EXERCISE DETAILS> Find every line below with the word "Column". Then give only how many there are.

PROVIDED INFORMATION>
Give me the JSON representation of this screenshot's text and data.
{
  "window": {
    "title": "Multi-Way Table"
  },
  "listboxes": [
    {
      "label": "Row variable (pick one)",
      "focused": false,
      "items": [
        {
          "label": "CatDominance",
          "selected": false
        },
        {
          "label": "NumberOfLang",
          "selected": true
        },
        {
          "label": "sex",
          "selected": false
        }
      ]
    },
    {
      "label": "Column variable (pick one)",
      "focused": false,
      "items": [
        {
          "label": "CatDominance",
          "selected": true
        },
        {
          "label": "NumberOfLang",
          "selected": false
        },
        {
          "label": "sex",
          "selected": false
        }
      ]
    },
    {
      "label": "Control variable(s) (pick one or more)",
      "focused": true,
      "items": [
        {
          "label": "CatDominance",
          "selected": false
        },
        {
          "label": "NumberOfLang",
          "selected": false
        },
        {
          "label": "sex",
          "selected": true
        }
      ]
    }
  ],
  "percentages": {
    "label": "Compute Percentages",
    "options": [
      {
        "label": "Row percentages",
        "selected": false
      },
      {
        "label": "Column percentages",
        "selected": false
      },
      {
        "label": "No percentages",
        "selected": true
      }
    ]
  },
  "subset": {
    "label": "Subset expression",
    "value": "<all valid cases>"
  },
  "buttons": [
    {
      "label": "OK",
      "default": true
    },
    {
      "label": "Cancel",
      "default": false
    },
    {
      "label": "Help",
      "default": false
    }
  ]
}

ANSWER BOX> 2